How to support a loved one after a dementia diagnosis
Being diagnosed with any degenerative disease is a frightening and daunting experience, and dementia is no exception.
However, in today’s society, dementia doesn’t have to ruin anyone’s life. Many patients with the condition are able to live independently and enjoy fulfilling lives for many years after an initial diagnosis.
If someone you love has been diagnosed with dementia, then read on to find tips on how you can support them.
Communicate with them
When someone you love is diagnosed with dementia, their life will drastically change, and they may feel lost and scared. It is imperative that you communicate with them and make them aware that you are there to support them through this challenge. Throughout the process of adapting their life around their diagnosis, you need to communicate with them so that you know what they want and need.
Research their condition
Dementia is more than just forgetfulness; it is a complex disease that is unique to every patient. As such, you need to research the symptoms and learn more about it and the treatments available, so that you can talk to your loved one and offer them informed advice. You can also help them to learn about the condition so that you both understand what’s going on and how it will affect their life.
Ensuring correct medication
Many dementia patients take a range of pills, both for the disease and for other conditions. Dementia can make it harder for patients to remember to take their medication, but this is vital if they’re going to live an independent and fulfilling life. Consider getting them an automatic pill dispenser to ensure that they’re always notified when they need to take their medication.
Research natural ways to support dementia
Did you know that you can reduce and even reverse the symptoms of dementia through lifestyle changes such as physical exercise, mental exercise, diet and sleep?

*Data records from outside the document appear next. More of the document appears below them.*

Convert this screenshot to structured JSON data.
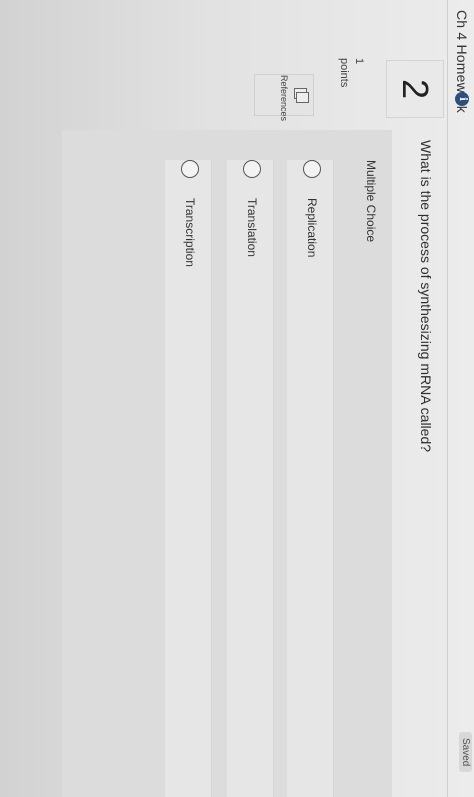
{
  "header": {
    "title": "Ch 4 Homework",
    "info_icon": "info-icon",
    "saved_label": "Saved"
  },
  "question": {
    "number": "2",
    "points_value": "1",
    "points_label": "points",
    "references_label": "References",
    "text": "What is the process of synthesizing mRNA called?",
    "type_label": "Multiple Choice",
    "options": [
      {
        "label": "Replication",
        "selected": false
      },
      {
        "label": "Translation",
        "selected": false
      },
      {
        "label": "Transcription",
        "selected": false
      }
    ]
  },
  "colors": {
    "badge": "#2d4f7c",
    "background": "#e6e6e6"
  }
}
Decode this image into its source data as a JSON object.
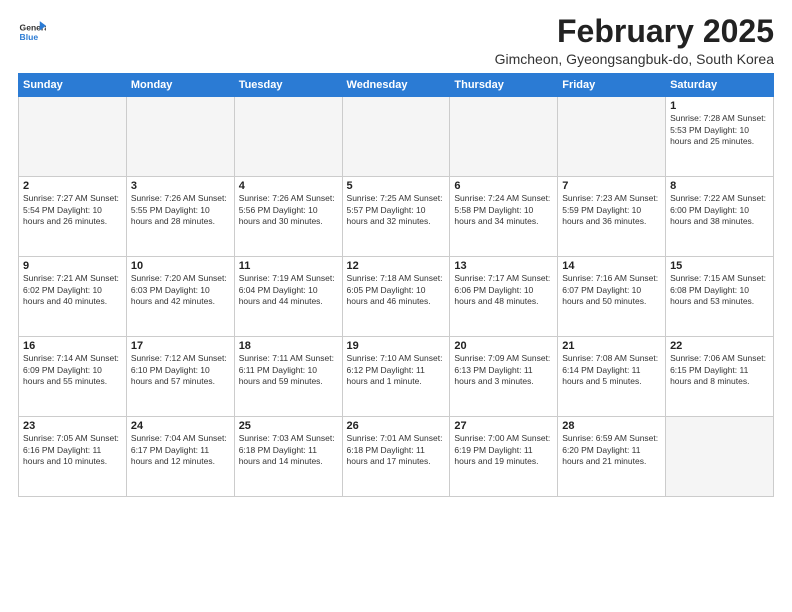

In fact, there are steps most of us should be taken NOW to reduce the risk of dementia and Alzheimers!
Find what support is available locally
In most local authorities across the country, support for people with dementia is a high priority and many have formed a Local Dementia Action Alliance (LDAA). LDAAs work with a number of other organisations in their respective areas including social care providers, businesses, doctors, community groups and many more, with the aim of creating Dementia Friendly Communities. Click here to find LDAA near you.
Guide them through the changes that they need to make
A dementia diagnosis means that most patients need to adjust their lifestyles. They certainly need to consider the general lifestyle changes we have already mentioned, but there may be some bigger changes they need to make.
For example, they might need to consider an alternative living situation or giving up an adored hobby which might now be unsafe for them to participate in. These colossal changes can be frightening and overwhelming, so try to be there for them every step of the way and support them as best you can. By being there with them and helping them to get through each adjustment, you’ll be able to make the process of adapting to life with dementia a little easier and less intimidating.
Adapt their home
If your loved one is eager to continue living in their home, then you need to help them to adapt it to make sure that it is safe. There are various ways to adapt a home for someone with dementia, including providing large clock faces, adding mobility aides and more. Help them to find the products and technology that works for them, so that they can live independently and safely in their own home for as long as possible.
Always treat them with respect
Dementia doesn’t automatically transform someone from a beloved relative into anything scary, so it’s crucial that you try not to treat them differently after their diagnosis. Their opinions are still valid, even if you don’t agree with them. If they want to do something that you believe will endanger their safety, then it’s vital that you reason with them and talk to them respectfully to show them why you are concerned and come to a compromise that benefits everyone.
Overall, everyone is different, and as such, you need to be supportive and work closely with your loved one to find out about what they need and how you can help them to live with their dementia. This article should help you to find inspiration so that you can be a loving and valuable friend during this tough time.